We worked our way across, dodging past an array of different working machines, all performing their own duties to keep the warehouse system functioning. “They never stop, do they?” I asked.

“Never. They do one thing, and they do it for their whole life. No breaks, nothing outside of their single purpose,” Leon replied, as he ran his hand through his short, buzzcut hair. “If you dropped one of those pickers in the Amazon, it’d run from tree to tree trying to find one which is a tea set. That’s what makes them robots, and us human – we can do all sorts of different things, driven by our own imperatives,” He paused, contemplatively, before adding, “Well, mostly by our own imperatives, anyway.”

“And today, our imperative is to save the jewel of Belview,” I replied, as I flung open the office door, with its garish yellow diagonal safety stripes, serving to separate the zones of human and AI workers.

The corridor beyond was dusty and empty. “She has to be here somewhere, right?” I asked Leon. My voice echoed off the plain walls and faded tiles. It was strangely haunting, this place built for humans but abandoned because the machines had no use for it.

Leon led the way forward, until we came to a steel door with a heavy grille inlaid in it. I could hear the whirr of fans beyond. “She must be in here, in with the electronics. Go get your girl,” he said, and beckoned me to go first.

The door swung open easily, and I stepped forward into a data centre full of servers. From floor to ceiling, rack upon rack of computers stood, matte black cases disturbed only by flashing LEDs. A cleaning robot scuttled low to the floor, its low hum contrasting with the server fans, which resonated together like a swarm of crickets. A long plastic appendage extended from the cleaning robot, stretching up and scrubbing between servers to brush away some particularly stubborn dust.

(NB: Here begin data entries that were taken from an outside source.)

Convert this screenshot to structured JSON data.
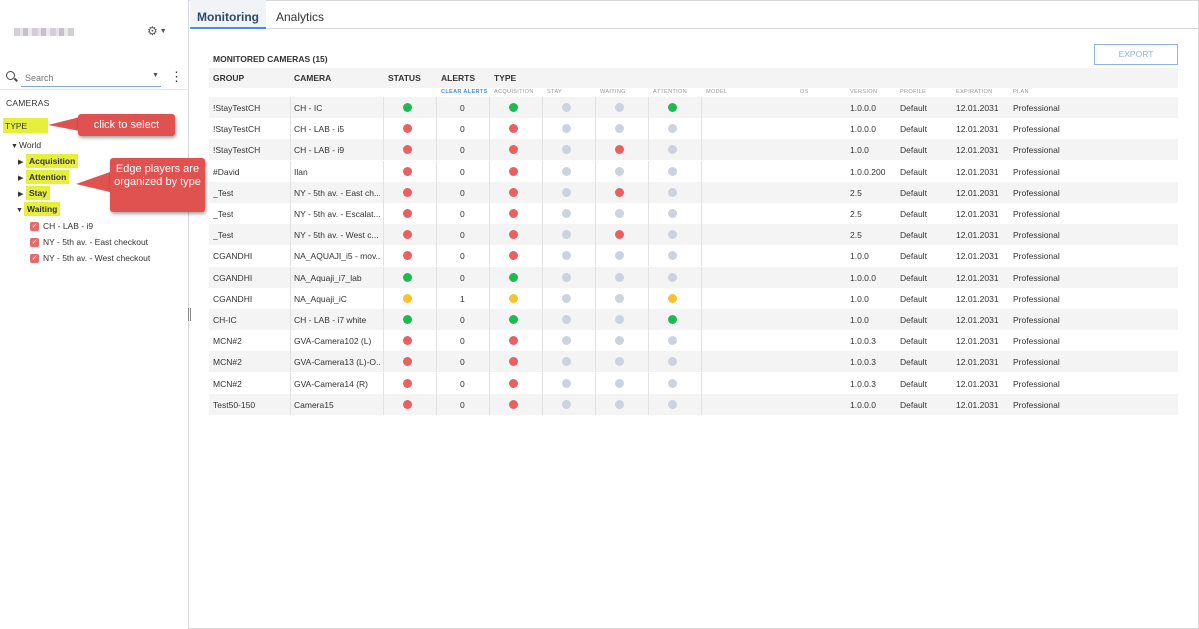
{
  "sidebar": {
    "search_placeholder": "Search",
    "cameras_label": "CAMERAS",
    "type_label": "TYPE",
    "tree": {
      "root": "World",
      "groups": [
        "Acquisition",
        "Attention",
        "Stay",
        "Waiting"
      ],
      "waiting_items": [
        "CH - LAB - i9",
        "NY - 5th av. - East checkout",
        "NY - 5th av. - West checkout"
      ]
    },
    "callouts": {
      "select": "click to select",
      "organized": "Edge players are organized by type"
    }
  },
  "tabs": [
    {
      "label": "Monitoring"
    },
    {
      "label": "Analytics"
    }
  ],
  "main": {
    "title": "MONITORED CAMERAS (15)",
    "export_label": "EXPORT",
    "headers": [
      "GROUP",
      "CAMERA",
      "STATUS",
      "ALERTS",
      "TYPE"
    ],
    "subheaders": [
      "CLEAR ALERTS",
      "ACQUISITION",
      "STAY",
      "WAITING",
      "ATTENTION",
      "MODEL",
      "OS",
      "VERSION",
      "PROFILE",
      "EXPIRATION",
      "PLAN"
    ],
    "colors": {
      "green": "#1db954",
      "red": "#ea6060",
      "yellow": "#f7c22c",
      "gray": "#ccd3dc"
    },
    "rows": [
      {
        "group": "!StayTestCH",
        "camera": "CH - IC",
        "status": "green",
        "alerts": "0",
        "acq": "green",
        "stay": "gray",
        "waiting": "gray",
        "attention": "green",
        "version": "1.0.0.0",
        "profile": "Default",
        "expiration": "12.01.2031",
        "plan": "Professional"
      },
      {
        "group": "!StayTestCH",
        "camera": "CH - LAB - i5",
        "status": "red",
        "alerts": "0",
        "acq": "red",
        "stay": "gray",
        "waiting": "gray",
        "attention": "gray",
        "version": "1.0.0.0",
        "profile": "Default",
        "expiration": "12.01.2031",
        "plan": "Professional"
      },
      {
        "group": "!StayTestCH",
        "camera": "CH - LAB - i9",
        "status": "red",
        "alerts": "0",
        "acq": "red",
        "stay": "gray",
        "waiting": "red",
        "attention": "gray",
        "version": "1.0.0",
        "profile": "Default",
        "expiration": "12.01.2031",
        "plan": "Professional"
      },
      {
        "group": "#David",
        "camera": "Ilan",
        "status": "red",
        "alerts": "0",
        "acq": "red",
        "stay": "gray",
        "waiting": "gray",
        "attention": "gray",
        "version": "1.0.0.200",
        "profile": "Default",
        "expiration": "12.01.2031",
        "plan": "Professional"
      },
      {
        "group": "_Test",
        "camera": "NY - 5th av. - East ch...",
        "status": "red",
        "alerts": "0",
        "acq": "red",
        "stay": "gray",
        "waiting": "red",
        "attention": "gray",
        "version": "2.5",
        "profile": "Default",
        "expiration": "12.01.2031",
        "plan": "Professional"
      },
      {
        "group": "_Test",
        "camera": "NY - 5th av. - Escalat...",
        "status": "red",
        "alerts": "0",
        "acq": "red",
        "stay": "gray",
        "waiting": "gray",
        "attention": "gray",
        "version": "2.5",
        "profile": "Default",
        "expiration": "12.01.2031",
        "plan": "Professional"
      },
      {
        "group": "_Test",
        "camera": "NY - 5th av. - West c...",
        "status": "red",
        "alerts": "0",
        "acq": "red",
        "stay": "gray",
        "waiting": "red",
        "attention": "gray",
        "version": "2.5",
        "profile": "Default",
        "expiration": "12.01.2031",
        "plan": "Professional"
      },
      {
        "group": "CGANDHI",
        "camera": "NA_AQUAJI_i5 - mov...",
        "status": "red",
        "alerts": "0",
        "acq": "red",
        "stay": "gray",
        "waiting": "gray",
        "attention": "gray",
        "version": "1.0.0",
        "profile": "Default",
        "expiration": "12.01.2031",
        "plan": "Professional"
      },
      {
        "group": "CGANDHI",
        "camera": "NA_Aquaji_i7_lab",
        "status": "green",
        "alerts": "0",
        "acq": "green",
        "stay": "gray",
        "waiting": "gray",
        "attention": "gray",
        "version": "1.0.0.0",
        "profile": "Default",
        "expiration": "12.01.2031",
        "plan": "Professional"
      },
      {
        "group": "CGANDHI",
        "camera": "NA_Aquaji_iC",
        "status": "yellow",
        "alerts": "1",
        "acq": "yellow",
        "stay": "gray",
        "waiting": "gray",
        "attention": "yellow",
        "version": "1.0.0",
        "profile": "Default",
        "expiration": "12.01.2031",
        "plan": "Professional"
      },
      {
        "group": "CH-IC",
        "camera": "CH - LAB - i7 white",
        "status": "green",
        "alerts": "0",
        "acq": "green",
        "stay": "gray",
        "waiting": "gray",
        "attention": "green",
        "version": "1.0.0",
        "profile": "Default",
        "expiration": "12.01.2031",
        "plan": "Professional"
      },
      {
        "group": "MCN#2",
        "camera": "GVA-Camera102 (L)",
        "status": "red",
        "alerts": "0",
        "acq": "red",
        "stay": "gray",
        "waiting": "gray",
        "attention": "gray",
        "version": "1.0.0.3",
        "profile": "Default",
        "expiration": "12.01.2031",
        "plan": "Professional"
      },
      {
        "group": "MCN#2",
        "camera": "GVA-Camera13 (L)-O...",
        "status": "red",
        "alerts": "0",
        "acq": "red",
        "stay": "gray",
        "waiting": "gray",
        "attention": "gray",
        "version": "1.0.0.3",
        "profile": "Default",
        "expiration": "12.01.2031",
        "plan": "Professional"
      },
      {
        "group": "MCN#2",
        "camera": "GVA-Camera14 (R)",
        "status": "red",
        "alerts": "0",
        "acq": "red",
        "stay": "gray",
        "waiting": "gray",
        "attention": "gray",
        "version": "1.0.0.3",
        "profile": "Default",
        "expiration": "12.01.2031",
        "plan": "Professional"
      },
      {
        "group": "Test50-150",
        "camera": "Camera15",
        "status": "red",
        "alerts": "0",
        "acq": "red",
        "stay": "gray",
        "waiting": "gray",
        "attention": "gray",
        "version": "1.0.0.0",
        "profile": "Default",
        "expiration": "12.01.2031",
        "plan": "Professional"
      }
    ]
  }
}
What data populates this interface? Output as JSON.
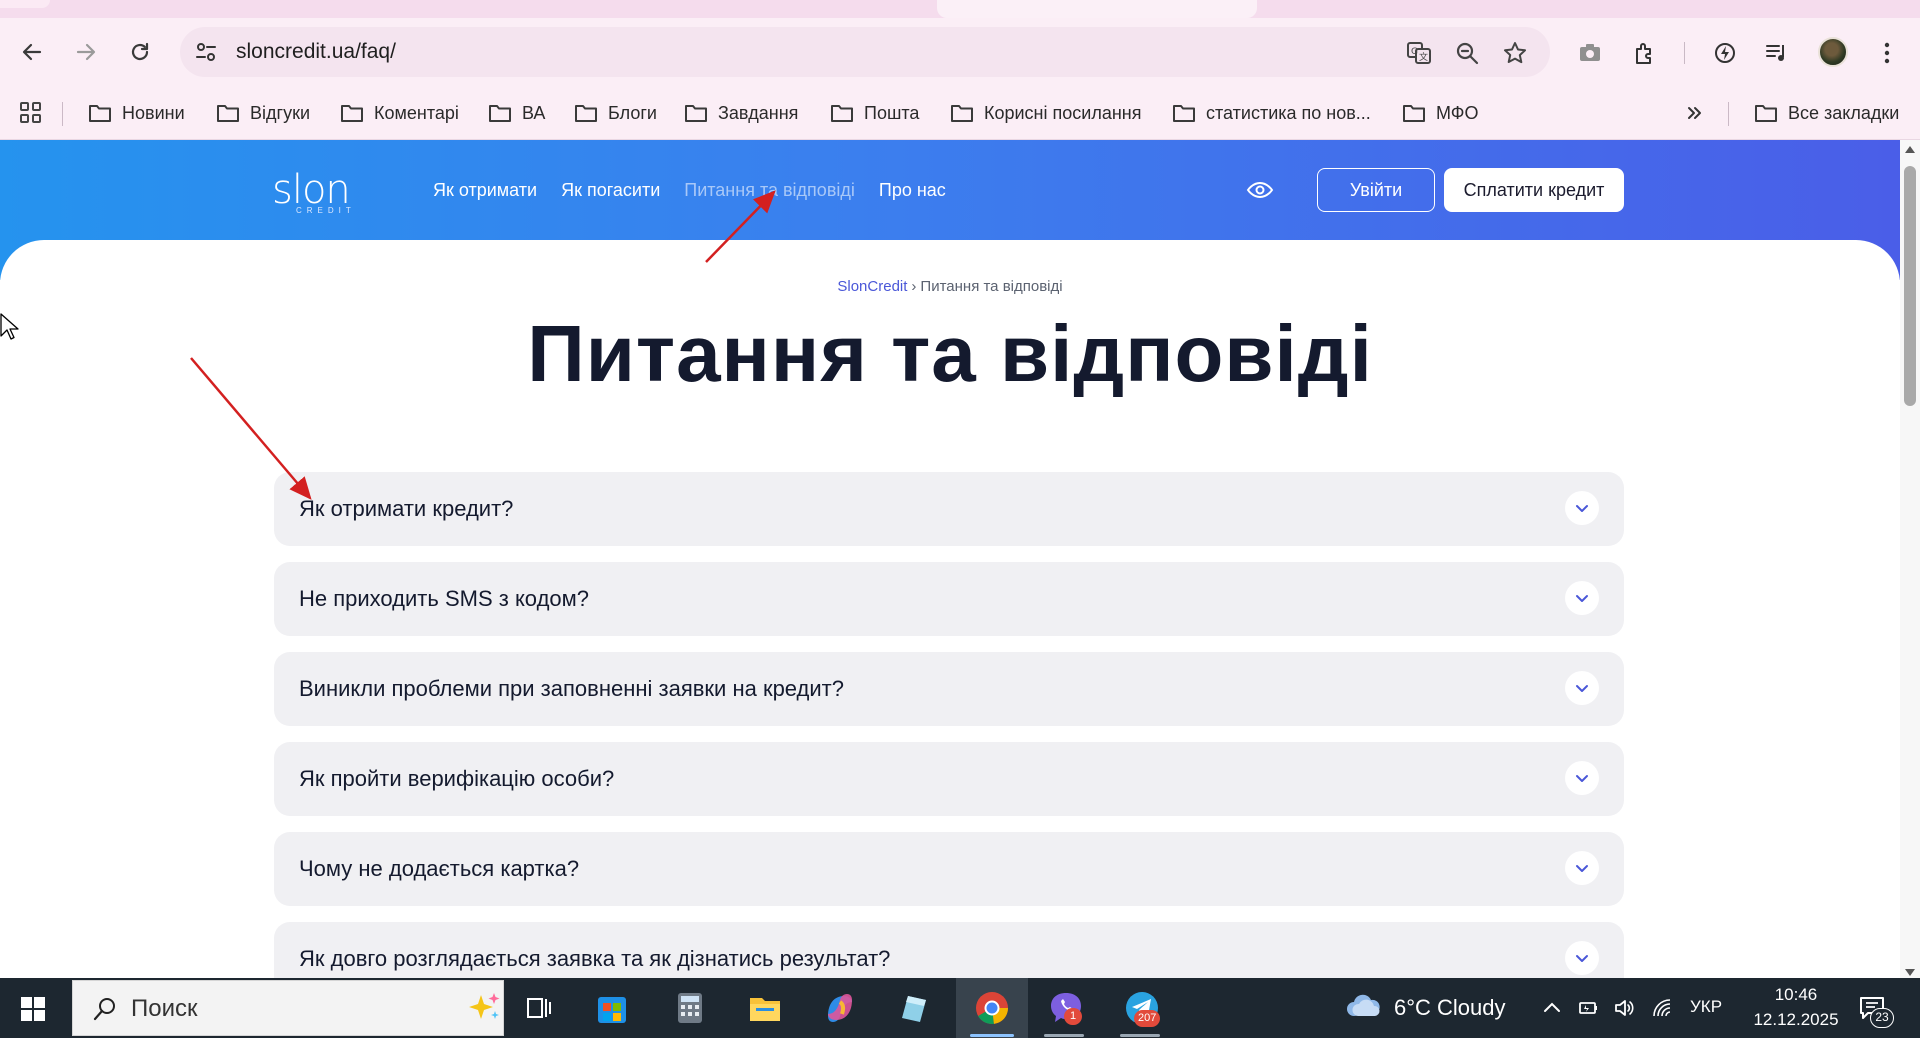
{
  "browser": {
    "url": "sloncredit.ua/faq/",
    "bookmarks": [
      {
        "label": "Новини"
      },
      {
        "label": "Відгуки"
      },
      {
        "label": "Коментарі"
      },
      {
        "label": "ВА"
      },
      {
        "label": "Блоги"
      },
      {
        "label": "Завдання"
      },
      {
        "label": "Пошта"
      },
      {
        "label": "Корисні посилання"
      },
      {
        "label": "статистика по нов..."
      },
      {
        "label": "МФО"
      }
    ],
    "all_bookmarks_label": "Все закладки"
  },
  "site": {
    "logo_text": "slon",
    "logo_sub": "CREDIT",
    "nav": [
      {
        "label": "Як отримати"
      },
      {
        "label": "Як погасити"
      },
      {
        "label": "Питання та відповіді"
      },
      {
        "label": "Про нас"
      }
    ],
    "login_label": "Увійти",
    "pay_label": "Сплатити кредит",
    "breadcrumb": {
      "home": "SlonCredit",
      "current": "Питання та відповіді"
    },
    "page_title": "Питання та відповіді",
    "faq": [
      {
        "question": "Як отримати кредит?"
      },
      {
        "question": "Не приходить SMS з кодом?"
      },
      {
        "question": "Виникли проблеми при заповненні заявки на кредит?"
      },
      {
        "question": "Як пройти верифікацію особи?"
      },
      {
        "question": "Чому не додається картка?"
      },
      {
        "question": "Як довго розглядається заявка та як дізнатись результат?"
      }
    ],
    "colors": {
      "header_start": "#2593ee",
      "header_end": "#4a5ee8",
      "faq_bg": "#f0f0f3",
      "accent": "#4a57d8",
      "annotation": "#d32020"
    }
  },
  "taskbar": {
    "search_placeholder": "Поиск",
    "weather": "6°C  Cloudy",
    "language": "УКР",
    "time": "10:46",
    "date": "12.12.2025",
    "viber_badge": "1",
    "telegram_badge": "207",
    "notifications_badge": "23"
  }
}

I stepped forward to continue the search, only to be met by a thump on the back of my head. My vision swam as I fell to the hard tiled floor.